## Instructions for the task
In the entries that follow, count each line containing "Fatturato" and state the total, nothing more.

## Data listing
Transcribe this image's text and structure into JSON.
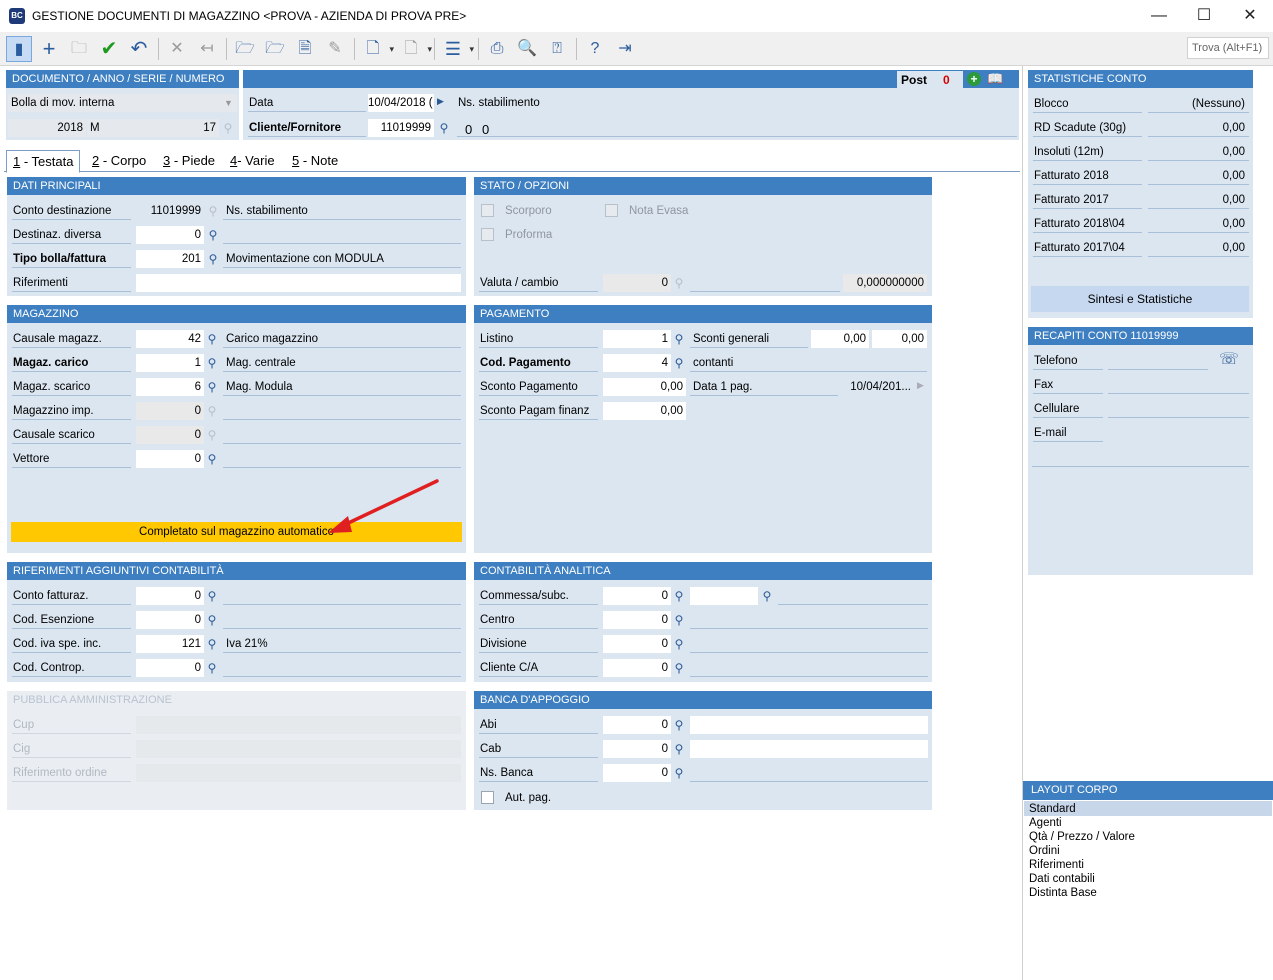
{
  "window": {
    "title": "GESTIONE DOCUMENTI DI MAGAZZINO <PROVA - AZIENDA DI PROVA PRE>",
    "app_icon_text": "BC",
    "minimize": "—",
    "maximize": "☐",
    "close": "✕"
  },
  "toolbar": {
    "find_placeholder": "Trova (Alt+F1)"
  },
  "doc_header": {
    "title": "DOCUMENTO / ANNO / SERIE / NUMERO",
    "doc_type": "Bolla di mov. interna",
    "year": "2018",
    "series": "M",
    "number": "17"
  },
  "top_panel": {
    "post_label": "Post",
    "post_value": "0",
    "date_label": "Data",
    "date_value": "10/04/2018 (",
    "ns_stabilimento": "Ns. stabilimento",
    "cliente_label": "Cliente/Fornitore",
    "cliente_value": "11019999",
    "zero_a": "0",
    "zero_b": "0"
  },
  "tabs": [
    {
      "key": "1",
      "label": " - Testata"
    },
    {
      "key": "2",
      "label": " - Corpo"
    },
    {
      "key": "3",
      "label": " - Piede"
    },
    {
      "key": "4",
      "label": "- Varie"
    },
    {
      "key": "5",
      "label": " - Note"
    }
  ],
  "dati_principali": {
    "title": "DATI PRINCIPALI",
    "conto_destinazione_label": "Conto destinazione",
    "conto_destinazione_value": "11019999",
    "conto_destinazione_desc": "Ns. stabilimento",
    "destinaz_label": "Destinaz. diversa",
    "destinaz_value": "0",
    "tipo_bolla_label": "Tipo bolla/fattura",
    "tipo_bolla_value": "201",
    "tipo_bolla_desc": "Movimentazione con MODULA",
    "riferimenti_label": "Riferimenti"
  },
  "stato_opzioni": {
    "title": "STATO / OPZIONI",
    "scorporo": "Scorporo",
    "nota_evasa": "Nota Evasa",
    "proforma": "Proforma",
    "valuta_label": "Valuta / cambio",
    "valuta_value": "0",
    "cambio_value": "0,000000000"
  },
  "magazzino": {
    "title": "MAGAZZINO",
    "rows": [
      {
        "label": "Causale magazz.",
        "value": "42",
        "desc": "Carico magazzino",
        "bold": false,
        "ro": false
      },
      {
        "label": "Magaz. carico",
        "value": "1",
        "desc": "Mag. centrale",
        "bold": true,
        "ro": false
      },
      {
        "label": "Magaz. scarico",
        "value": "6",
        "desc": "Mag. Modula",
        "bold": false,
        "ro": false
      },
      {
        "label": "Magazzino imp.",
        "value": "0",
        "desc": "",
        "bold": false,
        "ro": true
      },
      {
        "label": "Causale scarico",
        "value": "0",
        "desc": "",
        "bold": false,
        "ro": true
      },
      {
        "label": "Vettore",
        "value": "0",
        "desc": "",
        "bold": false,
        "ro": false
      }
    ],
    "status_bar": "Completato sul magazzino automatico"
  },
  "pagamento": {
    "title": "PAGAMENTO",
    "listino_label": "Listino",
    "listino_value": "1",
    "sconti_generali_label": "Sconti generali",
    "sconto_1": "0,00",
    "sconto_2": "0,00",
    "cod_pag_label": "Cod. Pagamento",
    "cod_pag_value": "4",
    "cod_pag_desc": "contanti",
    "sconto_pag_label": "Sconto Pagamento",
    "sconto_pag_value": "0,00",
    "data_1_pag_label": "Data 1 pag.",
    "data_1_pag_value": "10/04/201...",
    "sconto_finanz_label": "Sconto Pagam finanz",
    "sconto_finanz_value": "0,00"
  },
  "rif_contabilita": {
    "title": "RIFERIMENTI AGGIUNTIVI CONTABILITÀ",
    "rows": [
      {
        "label": "Conto fatturaz.",
        "value": "0",
        "desc": ""
      },
      {
        "label": "Cod. Esenzione",
        "value": "0",
        "desc": ""
      },
      {
        "label": "Cod. iva spe. inc.",
        "value": "121",
        "desc": "Iva 21%"
      },
      {
        "label": "Cod. Controp.",
        "value": "0",
        "desc": ""
      }
    ]
  },
  "contabilita_analitica": {
    "title": "CONTABILITÀ ANALITICA",
    "rows": [
      {
        "label": "Commessa/subc.",
        "value": "0"
      },
      {
        "label": "Centro",
        "value": "0"
      },
      {
        "label": "Divisione",
        "value": "0"
      },
      {
        "label": "Cliente C/A",
        "value": "0"
      }
    ]
  },
  "pubblica_amm": {
    "title": "PUBBLICA AMMINISTRAZIONE",
    "rows": [
      "Cup",
      "Cig",
      "Riferimento ordine"
    ]
  },
  "banca": {
    "title": "BANCA D'APPOGGIO",
    "rows": [
      {
        "label": "Abi",
        "value": "0"
      },
      {
        "label": "Cab",
        "value": "0"
      },
      {
        "label": "Ns. Banca",
        "value": "0"
      }
    ],
    "aut_pag": "Aut. pag."
  },
  "statistiche": {
    "title": "STATISTICHE CONTO",
    "rows": [
      {
        "label": "Blocco",
        "value": "(Nessuno)"
      },
      {
        "label": "RD Scadute (30g)",
        "value": "0,00"
      },
      {
        "label": "Insoluti (12m)",
        "value": "0,00"
      },
      {
        "label": "Fatturato 2018",
        "value": "0,00"
      },
      {
        "label": "Fatturato 2017",
        "value": "0,00"
      },
      {
        "label": "Fatturato 2018\\04",
        "value": "0,00"
      },
      {
        "label": "Fatturato 2017\\04",
        "value": "0,00"
      }
    ],
    "button": "Sintesi e Statistiche"
  },
  "recapiti": {
    "title": "RECAPITI CONTO 11019999",
    "rows": [
      "Telefono",
      "Fax",
      "Cellulare",
      "E-mail"
    ]
  },
  "layout_corpo": {
    "title": "LAYOUT CORPO",
    "items": [
      "Standard",
      "Agenti",
      "Qtà / Prezzo / Valore",
      "Ordini",
      "Riferimenti",
      "Dati contabili",
      "Distinta Base"
    ],
    "selected": "Standard"
  },
  "colors": {
    "panel_header": "#3e7fc1",
    "panel_bg": "#dce6f1",
    "status_yellow": "#ffc800",
    "annotation_arrow": "#e02020",
    "post_red": "#d40000"
  }
}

## Answer for the task
4